Digging through my clothes last week, I found a T-shirt that was given to me by a former student to thank me for having written him a recommendation in support of his college application. The front of the heather grey shirt is covered with the red seal of the college where this student was accepted, and it makes me smile every time I see it, and every time I wear it (the latter mostly because I’m just glad it still fits, but I digress…).
I started to think about Anthony, the T-shirt giver…
I like to provide students with choices. For example, if there is reason to assess vocabulary, I allow students to choose a certain number to define; if I give a writing assessment, I provide options for prompts; and if there is a test or quiz, I allow the option to use a word bank - for everyone. My thought is this: if the accommodation helps the student who needs it the most, why shouldn’t everyone have access?
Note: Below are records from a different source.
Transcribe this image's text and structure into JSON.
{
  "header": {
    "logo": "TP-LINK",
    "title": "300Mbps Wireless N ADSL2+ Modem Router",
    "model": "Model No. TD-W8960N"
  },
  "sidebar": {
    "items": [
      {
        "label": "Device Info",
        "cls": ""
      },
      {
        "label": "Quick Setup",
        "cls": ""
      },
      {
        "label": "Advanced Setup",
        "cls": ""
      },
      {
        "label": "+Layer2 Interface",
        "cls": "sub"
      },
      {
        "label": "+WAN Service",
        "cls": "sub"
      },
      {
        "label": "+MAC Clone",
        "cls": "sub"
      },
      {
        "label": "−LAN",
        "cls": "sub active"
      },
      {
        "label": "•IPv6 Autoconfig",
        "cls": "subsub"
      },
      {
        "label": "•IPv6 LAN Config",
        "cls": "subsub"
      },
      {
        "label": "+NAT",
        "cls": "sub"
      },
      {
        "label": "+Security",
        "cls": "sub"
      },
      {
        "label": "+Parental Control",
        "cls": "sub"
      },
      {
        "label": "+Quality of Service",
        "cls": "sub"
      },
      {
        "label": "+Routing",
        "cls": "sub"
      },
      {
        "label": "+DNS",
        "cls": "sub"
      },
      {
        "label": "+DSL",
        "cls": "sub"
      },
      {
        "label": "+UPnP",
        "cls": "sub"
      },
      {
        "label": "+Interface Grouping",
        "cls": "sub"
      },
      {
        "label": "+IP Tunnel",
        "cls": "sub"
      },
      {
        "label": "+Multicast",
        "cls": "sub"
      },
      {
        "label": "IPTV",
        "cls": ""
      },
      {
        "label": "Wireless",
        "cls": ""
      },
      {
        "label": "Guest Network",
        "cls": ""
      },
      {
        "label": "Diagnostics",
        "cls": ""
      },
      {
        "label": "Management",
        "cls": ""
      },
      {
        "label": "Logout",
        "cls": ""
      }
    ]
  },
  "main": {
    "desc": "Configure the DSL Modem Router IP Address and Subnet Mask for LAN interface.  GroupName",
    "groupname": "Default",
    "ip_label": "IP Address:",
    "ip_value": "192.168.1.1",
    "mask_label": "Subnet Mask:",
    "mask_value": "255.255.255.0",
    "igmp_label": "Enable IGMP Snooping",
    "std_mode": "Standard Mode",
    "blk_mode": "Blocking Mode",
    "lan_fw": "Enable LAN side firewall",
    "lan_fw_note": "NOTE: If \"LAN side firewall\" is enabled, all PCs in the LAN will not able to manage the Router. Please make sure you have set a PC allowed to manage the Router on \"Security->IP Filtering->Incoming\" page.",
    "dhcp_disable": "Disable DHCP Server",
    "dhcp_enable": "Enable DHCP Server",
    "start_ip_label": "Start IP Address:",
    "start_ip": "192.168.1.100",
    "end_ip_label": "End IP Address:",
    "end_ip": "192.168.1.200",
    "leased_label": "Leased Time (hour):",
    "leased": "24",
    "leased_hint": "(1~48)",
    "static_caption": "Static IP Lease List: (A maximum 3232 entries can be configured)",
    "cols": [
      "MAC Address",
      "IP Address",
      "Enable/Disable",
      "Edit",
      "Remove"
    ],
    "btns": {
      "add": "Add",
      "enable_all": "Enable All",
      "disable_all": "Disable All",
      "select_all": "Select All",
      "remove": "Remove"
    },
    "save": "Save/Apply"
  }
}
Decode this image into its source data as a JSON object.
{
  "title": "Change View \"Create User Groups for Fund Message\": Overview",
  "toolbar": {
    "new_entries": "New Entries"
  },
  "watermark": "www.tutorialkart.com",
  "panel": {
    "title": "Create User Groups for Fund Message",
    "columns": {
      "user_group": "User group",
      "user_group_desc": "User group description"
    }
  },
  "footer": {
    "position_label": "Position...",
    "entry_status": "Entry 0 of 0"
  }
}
Again (and I’ve said this before), it’s just language. And if lessening their stress will lessen mine...
So, it doesn’t surprise me that my favorite “choice” story involves the student mentioned above. Anthony was in one of my third-year Spanish classes, but not level 3 as the students in that class (including Anthony) had learning challenges, like the IEP and/or 504 kind. But unlike the other students in the class who had been my charges for the previous two years, Anthony began his Spanish career at another school and, come to find out, was socially promoted from Spanish 2 to my class, so he was already out of the loop when he stepped foot in the classroom.
It was apparent almost immediately that Anthony was uncomfortable in the class. Not only was he an outsider to the group (two years with the same students allows for a familiarity that cannot be underestimated), it became clear that Anthony was in way over his head with the course material. Not surprisingly, Anthony then began acting out in class. He wasn’t horribly behaved, but he did begin to show frustration by having a sassy, and thisside of disrespectful edge. In short, he was short, and sometimes a little nasty.
After class one day, I invited Anthony to have a chat with me at the tables in the corridor. The conversation went like this (I’ll never forget it):
Me: So, Anthony, what’s up with you in class?
Anthony: I suck at Spanish.
Me: Ha!, besides the obvious!
Anthony laughed. I laughed. The elephant in the hallway had been named. It was time to solve the problem.
Me: It seems to me like you have two choices: 1. You can go to see your counselor and drop the course, or 2. You can stick it out and we’ll figure out the best way tol help you get to where you need to be.
Now, mind you, at the time, Anthony could not put two words together in Spanish, if he knew two words, so I had a big task ahead of me.
Anthony: I don’t want to drop the class. I like it.
Admittedly, my classes are a GOOD TIME, so who could blame the kid? Where else would he be laughing so much while struggling?? 🤣
Me: Okay. If you want to stay, I’ll help you out. From now on, have all of the handouts on your desk - whatever you need to feel comfortable - and whenever you know the answer, let me know and I will call on you first.
By encouraging him to pay attention so he could participate when HE wanted to, I kept him on task, engaged and less frustrated, but more importantly, I allowed HIM to decide that he had the ability to be successful. I don’t really know how, but it worked. Anthony was given some breathing room and he used it - at first just to calm down. And don’t you know, by the end of the year, he WAS putting words together - in the past tense even. (Note: they were challenging to read at times with all of the errors, but they were comprehensible!)
Anthony credits me for his being in college because the simple opportunity I provided in Spanish class allowed him to realize that he CAN do hard things. In fact, the very day last week when I wore that T-shirt, I saw Anthony in town for the first time since he graduated.
“You know I wouldn’t be graduating from college next year if you didn’t help me realize that I could be a student,” he said, as I smiled.
I talk about extending grace a lot - to one’s students and oneself. I continue to provide choices and to meet students where they are. While that might be interpreted as lax or wishy-washy, to me it makes sense somatically, and that’s where I want to be as a teacher at this stage in my career.
I’m still smiling. For Anthony. And for me, too.